Now you'll add four TextView controls to display the tip and total amounts. Two TextView controls will go inside each of the horizontal LinearLayout objects you added in the previous step. Two of the TextView controls will display static text. In the other two TextView controls, code will dynamically set the text.

  1. From the Form Widgets section of the Toolbox, drag a TextView to the first horizontal LinearLayout.

    In the following Toolbox, the correct view is highlighted.

    Screenshot of Visual Studio showing the TextView control highlighted in the Toolbox.

  2. Repeat the previous step to add a second TextView to the first LinearLayout.

  3. From the Toolbox, drag a TextView to the second horizontal LinearLayout.

  4. Repeat the previous step to add a second TextView to the second LinearLayout.

Edit properties

Next you'll use the Designer Properties window to set the text in two of the Tip and Total TextView controls.

Screenshot showing the TipCalculator app with the TextView labels highlighted.

  1. Select the leftmost TextView in the top horizontal LinearLayout.

  2. In the Properties window, locate the Text property and set it to Tip.

  3. Repeat the previous two steps to set the text of the lower-left TextView to Total.

    Here's an example of the Properties window where the correct property is highlighted and the value is filled in.

    Screenshot of Visual Studio Properties pane with the Text TextView property highlighted and set to a value of "Tip".

Check your AXML UI

  1. Switch to the Source view.

  2. Remove the Text attribute from the second TextView in each LinearLayout, because code will generate their values.

  3. Check your work. Verify that the structure you built matches the following XML.

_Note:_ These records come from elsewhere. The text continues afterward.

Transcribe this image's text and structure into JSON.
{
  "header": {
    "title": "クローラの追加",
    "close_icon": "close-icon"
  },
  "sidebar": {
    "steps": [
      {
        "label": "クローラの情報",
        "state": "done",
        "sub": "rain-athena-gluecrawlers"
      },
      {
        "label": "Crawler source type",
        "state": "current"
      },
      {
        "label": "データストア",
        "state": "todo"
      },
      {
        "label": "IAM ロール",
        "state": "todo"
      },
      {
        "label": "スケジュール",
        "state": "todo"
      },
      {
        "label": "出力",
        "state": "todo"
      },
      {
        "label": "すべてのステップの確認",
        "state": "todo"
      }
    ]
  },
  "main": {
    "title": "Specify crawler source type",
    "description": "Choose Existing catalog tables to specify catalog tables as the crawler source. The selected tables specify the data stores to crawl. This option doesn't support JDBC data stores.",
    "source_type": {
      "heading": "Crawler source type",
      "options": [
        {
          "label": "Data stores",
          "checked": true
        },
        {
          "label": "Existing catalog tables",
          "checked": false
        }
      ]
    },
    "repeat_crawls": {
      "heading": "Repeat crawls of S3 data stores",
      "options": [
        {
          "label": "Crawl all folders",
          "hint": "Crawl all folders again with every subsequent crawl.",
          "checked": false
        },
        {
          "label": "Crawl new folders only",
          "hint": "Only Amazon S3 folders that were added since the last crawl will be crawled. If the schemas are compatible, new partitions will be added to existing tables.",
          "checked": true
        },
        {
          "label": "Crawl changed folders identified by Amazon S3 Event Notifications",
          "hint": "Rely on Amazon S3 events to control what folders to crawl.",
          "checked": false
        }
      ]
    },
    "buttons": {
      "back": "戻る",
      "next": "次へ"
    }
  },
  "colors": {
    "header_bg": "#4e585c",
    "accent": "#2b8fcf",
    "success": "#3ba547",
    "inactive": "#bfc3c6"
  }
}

    <LinearLayout ... >
    
        <EditText
            android:layout_width ="match_parent"
            android:layout_height="wrap_content" />
    
        <Button
            android:layout_width ="match_parent"
            android:layout_height="wrap_content"
            android:text ="CALCULATE" />
    
        <LinearLayout
            android:layout_width ="match_parent"
            android:layout_height="wrap_content">
            <TextView
                android:text ="Tip"
                android:layout_width ="wrap_content"
                android:layout_height="wrap_content" />
            <TextView
                android:layout_width ="match_parent"
                android:layout_height="wrap_content" />
        </LinearLayout>
    
        <LinearLayout
            android:layout_width ="match_parent"
            android:layout_height="wrap_content">
            <TextView
                android:text ="Total"
                android:layout_width ="wrap_content"
                android:layout_height="match_parent" />
            <TextView
                android:layout_width ="wrap_content"
                android:layout_height="match_parent" />
        </LinearLayout>
    
    </LinearLayout>
    

    You'll notice that the designer automatically adds android:id="@+id/..." to each of the controls you've added to the layout.

  4. Delete the android:id="@+id/..." attributes. You'll add new Id attributes in the following exercise.

Run the app

When you run the TipCalculator app, you should see the UI you defined. Your app won't have any behavior yet. By running it now, you can check for syntax errors and make sure the UI looks reasonable on the emulator.

You can view the completed solution in the folder exercise2 > final in your copy of the cloned or downloaded exercise repo.

Screenshot showing the completed TipCalculator app UI on an Android emulator.